» **Problem to solve**:
Below are records; report the number of lines among them that include the word "JSON", and nothing further.

Stored items from a collection

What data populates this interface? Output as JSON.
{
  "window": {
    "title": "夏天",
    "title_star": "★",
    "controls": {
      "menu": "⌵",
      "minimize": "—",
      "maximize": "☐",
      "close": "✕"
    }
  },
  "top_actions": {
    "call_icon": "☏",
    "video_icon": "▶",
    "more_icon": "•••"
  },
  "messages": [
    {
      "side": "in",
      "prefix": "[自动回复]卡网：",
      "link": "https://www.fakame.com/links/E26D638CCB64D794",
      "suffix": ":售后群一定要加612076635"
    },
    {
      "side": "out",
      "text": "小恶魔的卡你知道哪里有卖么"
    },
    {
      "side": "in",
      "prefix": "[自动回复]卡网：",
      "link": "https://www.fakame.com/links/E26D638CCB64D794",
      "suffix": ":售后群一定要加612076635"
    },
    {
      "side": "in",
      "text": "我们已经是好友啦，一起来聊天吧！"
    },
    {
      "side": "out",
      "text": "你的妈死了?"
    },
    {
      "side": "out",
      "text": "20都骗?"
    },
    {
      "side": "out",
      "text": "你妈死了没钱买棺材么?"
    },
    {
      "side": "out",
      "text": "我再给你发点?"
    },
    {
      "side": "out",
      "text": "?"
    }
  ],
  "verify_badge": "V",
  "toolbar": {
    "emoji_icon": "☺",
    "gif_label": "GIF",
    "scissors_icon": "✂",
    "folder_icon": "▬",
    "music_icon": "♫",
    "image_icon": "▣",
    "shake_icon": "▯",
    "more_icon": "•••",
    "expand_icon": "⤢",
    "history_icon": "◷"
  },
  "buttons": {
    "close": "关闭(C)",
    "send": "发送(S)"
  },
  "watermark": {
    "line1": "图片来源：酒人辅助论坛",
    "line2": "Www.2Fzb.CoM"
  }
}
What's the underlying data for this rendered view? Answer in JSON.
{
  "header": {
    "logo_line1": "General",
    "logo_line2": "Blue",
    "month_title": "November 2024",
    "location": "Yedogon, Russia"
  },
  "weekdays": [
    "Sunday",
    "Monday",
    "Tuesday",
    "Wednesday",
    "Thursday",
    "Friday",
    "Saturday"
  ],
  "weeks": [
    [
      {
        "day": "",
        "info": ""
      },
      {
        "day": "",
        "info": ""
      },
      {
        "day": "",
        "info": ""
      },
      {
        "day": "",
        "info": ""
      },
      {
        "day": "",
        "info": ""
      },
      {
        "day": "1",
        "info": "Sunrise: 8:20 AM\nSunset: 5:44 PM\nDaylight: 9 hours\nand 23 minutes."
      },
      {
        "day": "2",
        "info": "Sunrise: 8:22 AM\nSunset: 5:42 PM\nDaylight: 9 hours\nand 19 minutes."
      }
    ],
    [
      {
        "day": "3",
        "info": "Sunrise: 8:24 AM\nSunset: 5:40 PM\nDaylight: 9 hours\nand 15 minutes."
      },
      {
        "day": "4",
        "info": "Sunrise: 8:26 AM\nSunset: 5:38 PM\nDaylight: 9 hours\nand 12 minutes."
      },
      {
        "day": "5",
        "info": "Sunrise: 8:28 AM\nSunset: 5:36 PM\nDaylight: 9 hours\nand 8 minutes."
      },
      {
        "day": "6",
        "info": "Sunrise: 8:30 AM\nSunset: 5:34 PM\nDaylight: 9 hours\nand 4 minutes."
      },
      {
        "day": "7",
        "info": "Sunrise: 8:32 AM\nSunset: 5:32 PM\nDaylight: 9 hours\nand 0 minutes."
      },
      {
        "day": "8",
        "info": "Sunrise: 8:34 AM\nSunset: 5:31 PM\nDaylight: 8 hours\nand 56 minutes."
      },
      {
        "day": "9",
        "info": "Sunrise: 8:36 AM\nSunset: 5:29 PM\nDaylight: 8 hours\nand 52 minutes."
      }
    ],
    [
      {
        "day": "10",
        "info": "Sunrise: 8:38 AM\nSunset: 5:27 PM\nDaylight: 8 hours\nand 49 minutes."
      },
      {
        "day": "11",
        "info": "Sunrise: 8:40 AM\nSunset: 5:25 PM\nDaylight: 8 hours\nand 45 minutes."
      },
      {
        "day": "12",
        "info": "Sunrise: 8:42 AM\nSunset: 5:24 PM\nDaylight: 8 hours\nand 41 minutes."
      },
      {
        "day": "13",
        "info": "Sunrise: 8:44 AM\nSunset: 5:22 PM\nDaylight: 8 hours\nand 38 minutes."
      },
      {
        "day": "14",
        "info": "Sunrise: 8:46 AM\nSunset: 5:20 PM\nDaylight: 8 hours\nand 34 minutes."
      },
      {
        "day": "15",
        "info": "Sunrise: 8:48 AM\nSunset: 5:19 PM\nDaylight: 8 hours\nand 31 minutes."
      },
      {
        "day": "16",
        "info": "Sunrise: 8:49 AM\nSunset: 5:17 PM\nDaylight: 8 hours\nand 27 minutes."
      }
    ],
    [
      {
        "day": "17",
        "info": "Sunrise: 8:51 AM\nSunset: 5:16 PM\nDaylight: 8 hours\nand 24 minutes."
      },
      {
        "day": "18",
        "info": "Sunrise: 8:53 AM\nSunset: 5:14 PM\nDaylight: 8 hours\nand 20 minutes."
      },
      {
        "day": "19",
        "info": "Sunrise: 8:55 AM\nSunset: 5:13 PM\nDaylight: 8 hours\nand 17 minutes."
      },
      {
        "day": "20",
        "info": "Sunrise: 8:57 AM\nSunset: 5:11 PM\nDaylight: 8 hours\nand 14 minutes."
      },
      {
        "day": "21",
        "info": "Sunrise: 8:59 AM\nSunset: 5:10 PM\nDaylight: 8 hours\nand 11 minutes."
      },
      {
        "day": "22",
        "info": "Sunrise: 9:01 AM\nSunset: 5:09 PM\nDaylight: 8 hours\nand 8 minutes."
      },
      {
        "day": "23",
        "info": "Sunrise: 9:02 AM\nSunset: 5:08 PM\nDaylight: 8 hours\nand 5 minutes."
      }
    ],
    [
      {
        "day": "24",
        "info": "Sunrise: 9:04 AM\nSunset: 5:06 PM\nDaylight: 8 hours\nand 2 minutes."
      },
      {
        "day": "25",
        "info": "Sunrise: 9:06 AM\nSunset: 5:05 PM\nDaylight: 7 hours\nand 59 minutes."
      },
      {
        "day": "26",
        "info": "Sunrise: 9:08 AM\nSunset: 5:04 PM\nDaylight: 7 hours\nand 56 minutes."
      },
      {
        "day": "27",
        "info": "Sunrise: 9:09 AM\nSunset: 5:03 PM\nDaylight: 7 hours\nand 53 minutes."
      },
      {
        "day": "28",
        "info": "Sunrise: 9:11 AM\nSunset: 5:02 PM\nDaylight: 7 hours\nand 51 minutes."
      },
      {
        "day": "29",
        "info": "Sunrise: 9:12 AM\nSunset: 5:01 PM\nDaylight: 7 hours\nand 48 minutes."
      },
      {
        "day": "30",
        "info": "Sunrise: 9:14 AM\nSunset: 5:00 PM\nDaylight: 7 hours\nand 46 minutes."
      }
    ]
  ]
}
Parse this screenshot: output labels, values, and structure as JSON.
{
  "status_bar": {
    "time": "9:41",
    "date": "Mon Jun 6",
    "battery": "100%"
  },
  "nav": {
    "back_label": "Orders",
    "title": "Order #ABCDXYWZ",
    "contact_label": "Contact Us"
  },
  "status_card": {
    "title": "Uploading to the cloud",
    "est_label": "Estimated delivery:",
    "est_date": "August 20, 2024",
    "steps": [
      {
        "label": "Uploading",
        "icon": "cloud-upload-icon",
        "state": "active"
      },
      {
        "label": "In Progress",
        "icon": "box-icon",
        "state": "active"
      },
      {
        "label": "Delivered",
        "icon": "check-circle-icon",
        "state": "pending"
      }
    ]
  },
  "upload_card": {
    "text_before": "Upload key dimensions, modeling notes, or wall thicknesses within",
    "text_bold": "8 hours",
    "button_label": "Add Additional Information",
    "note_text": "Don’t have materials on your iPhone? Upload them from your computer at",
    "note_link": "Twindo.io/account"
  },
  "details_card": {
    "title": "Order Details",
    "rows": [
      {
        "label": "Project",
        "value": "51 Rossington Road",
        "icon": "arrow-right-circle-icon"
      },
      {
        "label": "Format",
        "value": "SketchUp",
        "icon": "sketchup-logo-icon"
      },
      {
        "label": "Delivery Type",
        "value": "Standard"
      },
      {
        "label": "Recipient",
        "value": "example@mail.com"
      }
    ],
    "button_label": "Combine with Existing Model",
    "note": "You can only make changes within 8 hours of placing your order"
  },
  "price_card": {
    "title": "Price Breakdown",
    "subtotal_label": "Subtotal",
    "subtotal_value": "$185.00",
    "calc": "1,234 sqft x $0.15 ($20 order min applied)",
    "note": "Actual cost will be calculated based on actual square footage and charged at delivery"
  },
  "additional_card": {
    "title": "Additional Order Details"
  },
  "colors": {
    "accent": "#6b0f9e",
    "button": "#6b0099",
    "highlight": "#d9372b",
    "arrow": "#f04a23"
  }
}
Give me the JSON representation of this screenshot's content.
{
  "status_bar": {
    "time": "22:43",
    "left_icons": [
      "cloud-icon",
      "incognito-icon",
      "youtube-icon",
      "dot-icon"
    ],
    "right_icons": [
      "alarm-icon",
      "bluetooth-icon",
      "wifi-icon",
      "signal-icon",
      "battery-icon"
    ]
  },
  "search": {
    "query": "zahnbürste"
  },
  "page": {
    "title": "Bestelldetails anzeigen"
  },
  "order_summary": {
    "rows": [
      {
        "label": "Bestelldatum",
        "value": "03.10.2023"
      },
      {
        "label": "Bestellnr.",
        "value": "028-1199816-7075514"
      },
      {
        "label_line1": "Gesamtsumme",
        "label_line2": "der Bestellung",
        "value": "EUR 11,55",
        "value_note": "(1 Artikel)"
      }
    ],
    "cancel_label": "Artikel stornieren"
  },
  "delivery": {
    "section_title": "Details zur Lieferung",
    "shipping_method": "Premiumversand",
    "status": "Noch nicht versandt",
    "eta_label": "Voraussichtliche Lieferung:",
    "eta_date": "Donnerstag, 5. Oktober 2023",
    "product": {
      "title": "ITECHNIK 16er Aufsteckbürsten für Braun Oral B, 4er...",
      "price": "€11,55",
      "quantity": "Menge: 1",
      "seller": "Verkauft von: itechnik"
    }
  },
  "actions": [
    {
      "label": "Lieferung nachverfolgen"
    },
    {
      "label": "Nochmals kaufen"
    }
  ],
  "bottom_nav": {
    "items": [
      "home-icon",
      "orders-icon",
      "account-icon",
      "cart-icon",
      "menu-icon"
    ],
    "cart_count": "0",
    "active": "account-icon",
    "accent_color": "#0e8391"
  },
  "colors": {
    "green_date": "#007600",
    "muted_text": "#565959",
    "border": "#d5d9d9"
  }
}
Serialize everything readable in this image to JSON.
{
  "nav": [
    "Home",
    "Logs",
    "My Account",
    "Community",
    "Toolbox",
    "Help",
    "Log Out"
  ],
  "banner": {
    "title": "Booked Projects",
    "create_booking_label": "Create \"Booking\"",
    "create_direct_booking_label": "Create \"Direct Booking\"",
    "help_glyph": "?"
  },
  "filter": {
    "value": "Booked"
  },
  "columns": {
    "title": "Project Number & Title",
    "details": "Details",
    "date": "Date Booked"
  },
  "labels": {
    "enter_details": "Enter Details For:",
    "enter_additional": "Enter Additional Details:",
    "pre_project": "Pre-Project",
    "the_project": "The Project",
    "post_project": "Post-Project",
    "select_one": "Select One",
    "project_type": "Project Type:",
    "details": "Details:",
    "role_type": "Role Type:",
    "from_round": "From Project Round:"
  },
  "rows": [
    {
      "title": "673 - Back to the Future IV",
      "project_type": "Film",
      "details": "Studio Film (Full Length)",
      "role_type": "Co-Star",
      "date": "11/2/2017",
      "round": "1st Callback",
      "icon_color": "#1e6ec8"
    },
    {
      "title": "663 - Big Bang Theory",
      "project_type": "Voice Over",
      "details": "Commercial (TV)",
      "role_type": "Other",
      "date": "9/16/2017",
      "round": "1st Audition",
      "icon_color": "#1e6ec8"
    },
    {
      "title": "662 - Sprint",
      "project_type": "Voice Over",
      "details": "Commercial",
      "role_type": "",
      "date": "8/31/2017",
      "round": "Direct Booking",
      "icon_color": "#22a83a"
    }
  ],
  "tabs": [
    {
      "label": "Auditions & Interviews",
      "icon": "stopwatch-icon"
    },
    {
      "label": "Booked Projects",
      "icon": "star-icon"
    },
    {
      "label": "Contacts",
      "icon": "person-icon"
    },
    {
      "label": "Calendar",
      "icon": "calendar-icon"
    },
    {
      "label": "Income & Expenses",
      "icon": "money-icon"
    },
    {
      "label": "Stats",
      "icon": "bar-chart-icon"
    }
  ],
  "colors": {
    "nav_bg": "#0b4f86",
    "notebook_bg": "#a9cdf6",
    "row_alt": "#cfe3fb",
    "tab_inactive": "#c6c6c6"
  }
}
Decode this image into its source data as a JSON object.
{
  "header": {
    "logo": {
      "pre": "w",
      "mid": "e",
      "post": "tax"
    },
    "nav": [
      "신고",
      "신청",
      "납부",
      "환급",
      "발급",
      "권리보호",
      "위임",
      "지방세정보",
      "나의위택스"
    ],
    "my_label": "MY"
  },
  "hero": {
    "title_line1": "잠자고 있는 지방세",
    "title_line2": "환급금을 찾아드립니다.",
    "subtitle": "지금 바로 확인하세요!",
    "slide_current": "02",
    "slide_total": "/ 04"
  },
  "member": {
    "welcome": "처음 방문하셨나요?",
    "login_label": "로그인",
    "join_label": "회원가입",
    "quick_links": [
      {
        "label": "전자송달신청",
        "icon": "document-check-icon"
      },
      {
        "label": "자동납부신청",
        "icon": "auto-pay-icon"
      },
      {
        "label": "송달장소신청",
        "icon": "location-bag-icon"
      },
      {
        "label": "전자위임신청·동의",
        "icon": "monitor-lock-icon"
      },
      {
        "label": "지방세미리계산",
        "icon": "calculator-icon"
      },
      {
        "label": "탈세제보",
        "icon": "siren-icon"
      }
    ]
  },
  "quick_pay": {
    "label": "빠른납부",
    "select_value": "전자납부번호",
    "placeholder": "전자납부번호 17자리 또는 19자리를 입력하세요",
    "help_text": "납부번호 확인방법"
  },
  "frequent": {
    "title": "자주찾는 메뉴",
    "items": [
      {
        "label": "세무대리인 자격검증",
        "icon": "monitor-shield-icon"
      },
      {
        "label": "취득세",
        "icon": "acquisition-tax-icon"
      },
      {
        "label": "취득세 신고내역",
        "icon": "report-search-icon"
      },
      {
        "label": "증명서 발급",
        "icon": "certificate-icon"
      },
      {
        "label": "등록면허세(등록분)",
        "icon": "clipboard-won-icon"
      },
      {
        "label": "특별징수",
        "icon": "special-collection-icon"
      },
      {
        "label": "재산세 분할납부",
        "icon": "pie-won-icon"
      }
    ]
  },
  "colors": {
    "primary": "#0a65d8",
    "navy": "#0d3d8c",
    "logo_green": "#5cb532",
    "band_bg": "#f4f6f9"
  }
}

» **Response to this task**:
6